§ Task statement
A line belongs in the answer if it contains "label"; copy every such line from the entries below.

§ Information supplied
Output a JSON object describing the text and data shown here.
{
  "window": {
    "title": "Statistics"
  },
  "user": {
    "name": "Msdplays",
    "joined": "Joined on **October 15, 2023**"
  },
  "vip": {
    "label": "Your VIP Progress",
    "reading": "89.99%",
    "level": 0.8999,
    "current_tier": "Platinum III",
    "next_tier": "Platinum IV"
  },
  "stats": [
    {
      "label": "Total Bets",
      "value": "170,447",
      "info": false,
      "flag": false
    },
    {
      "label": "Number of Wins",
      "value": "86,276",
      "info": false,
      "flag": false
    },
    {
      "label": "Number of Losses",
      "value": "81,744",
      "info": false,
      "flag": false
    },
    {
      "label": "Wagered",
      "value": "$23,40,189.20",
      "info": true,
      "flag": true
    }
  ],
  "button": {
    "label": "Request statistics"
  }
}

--

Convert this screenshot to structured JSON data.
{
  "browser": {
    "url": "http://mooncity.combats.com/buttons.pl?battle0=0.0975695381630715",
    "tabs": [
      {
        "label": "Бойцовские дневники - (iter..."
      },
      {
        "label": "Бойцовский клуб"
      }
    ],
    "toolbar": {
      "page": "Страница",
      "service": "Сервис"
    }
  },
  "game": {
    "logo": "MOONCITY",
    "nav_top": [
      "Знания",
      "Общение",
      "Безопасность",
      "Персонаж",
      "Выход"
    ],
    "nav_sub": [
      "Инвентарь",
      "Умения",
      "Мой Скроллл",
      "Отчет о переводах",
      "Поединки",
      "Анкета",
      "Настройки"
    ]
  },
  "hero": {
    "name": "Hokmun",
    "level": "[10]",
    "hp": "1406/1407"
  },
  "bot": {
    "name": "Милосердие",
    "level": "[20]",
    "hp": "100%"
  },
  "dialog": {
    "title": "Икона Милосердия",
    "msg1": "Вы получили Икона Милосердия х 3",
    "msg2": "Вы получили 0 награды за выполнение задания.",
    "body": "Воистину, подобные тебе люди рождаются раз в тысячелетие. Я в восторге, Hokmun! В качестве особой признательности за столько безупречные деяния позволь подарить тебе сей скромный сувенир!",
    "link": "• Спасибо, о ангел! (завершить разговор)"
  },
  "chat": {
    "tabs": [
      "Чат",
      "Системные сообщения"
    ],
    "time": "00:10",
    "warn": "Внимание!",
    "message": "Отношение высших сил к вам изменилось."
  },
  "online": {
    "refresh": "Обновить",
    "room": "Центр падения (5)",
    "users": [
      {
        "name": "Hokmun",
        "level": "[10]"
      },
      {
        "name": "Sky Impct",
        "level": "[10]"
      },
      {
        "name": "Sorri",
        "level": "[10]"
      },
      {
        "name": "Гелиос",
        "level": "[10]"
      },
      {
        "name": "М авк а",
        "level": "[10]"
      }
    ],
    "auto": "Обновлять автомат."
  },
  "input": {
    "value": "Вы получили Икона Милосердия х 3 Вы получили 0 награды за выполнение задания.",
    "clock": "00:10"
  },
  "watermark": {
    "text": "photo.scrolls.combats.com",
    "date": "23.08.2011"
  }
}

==

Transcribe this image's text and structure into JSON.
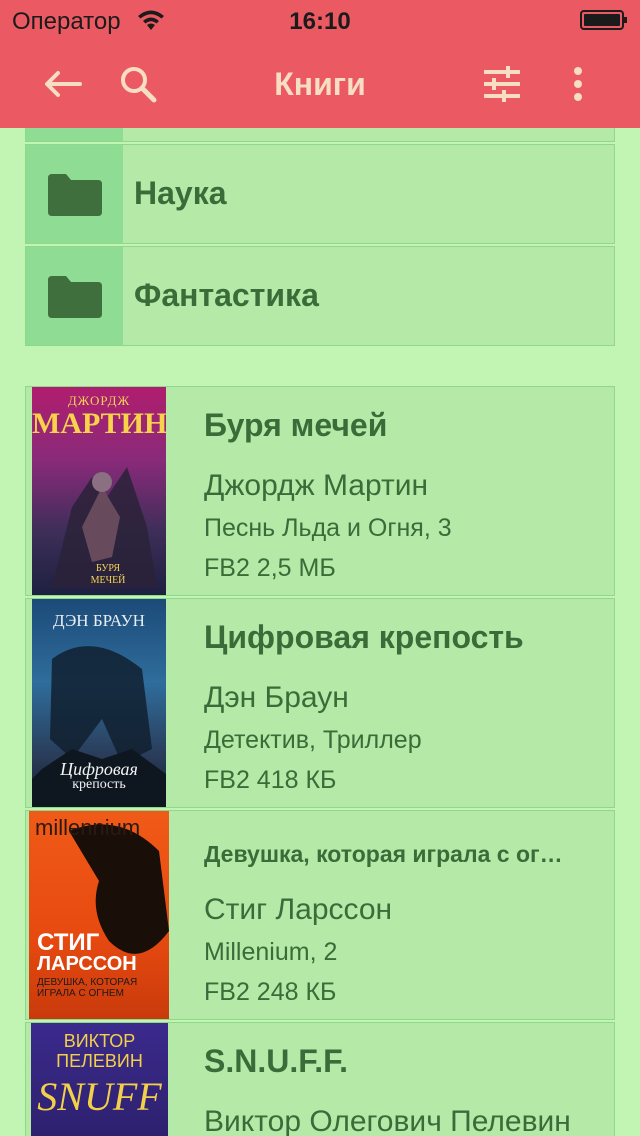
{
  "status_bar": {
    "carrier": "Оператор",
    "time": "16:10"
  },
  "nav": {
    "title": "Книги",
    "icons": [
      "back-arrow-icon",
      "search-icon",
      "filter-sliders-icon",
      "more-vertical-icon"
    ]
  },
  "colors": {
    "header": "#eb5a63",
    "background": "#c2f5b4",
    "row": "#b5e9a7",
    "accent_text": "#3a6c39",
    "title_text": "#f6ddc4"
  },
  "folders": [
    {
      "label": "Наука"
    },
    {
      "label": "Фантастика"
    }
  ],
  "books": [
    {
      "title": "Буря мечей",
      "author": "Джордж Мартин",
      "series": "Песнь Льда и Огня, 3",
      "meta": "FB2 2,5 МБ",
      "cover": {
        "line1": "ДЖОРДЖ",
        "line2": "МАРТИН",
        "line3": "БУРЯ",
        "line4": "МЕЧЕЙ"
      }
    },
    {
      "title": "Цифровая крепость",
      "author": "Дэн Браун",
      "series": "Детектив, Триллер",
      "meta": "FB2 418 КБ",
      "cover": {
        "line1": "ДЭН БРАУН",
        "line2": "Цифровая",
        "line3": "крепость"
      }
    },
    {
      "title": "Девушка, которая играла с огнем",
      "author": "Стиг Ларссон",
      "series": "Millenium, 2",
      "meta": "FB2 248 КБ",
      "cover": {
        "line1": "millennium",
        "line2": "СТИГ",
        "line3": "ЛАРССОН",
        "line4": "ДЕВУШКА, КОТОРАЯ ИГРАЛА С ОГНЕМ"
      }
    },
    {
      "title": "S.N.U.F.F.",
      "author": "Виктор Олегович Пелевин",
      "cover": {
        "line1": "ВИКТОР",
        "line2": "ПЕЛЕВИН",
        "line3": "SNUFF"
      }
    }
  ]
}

§ Task answer
    "label": "Your VIP Progress",
      "label": "Total Bets",
      "label": "Number of Wins",
      "label": "Number of Losses",
      "label": "Wagered",
    "label": "Request statistics"
        "label": "Бойцовские дневники - (iter..."
        "label": "Бойцовский клуб"
      "label": "Наука"
      "label": "Фантастика"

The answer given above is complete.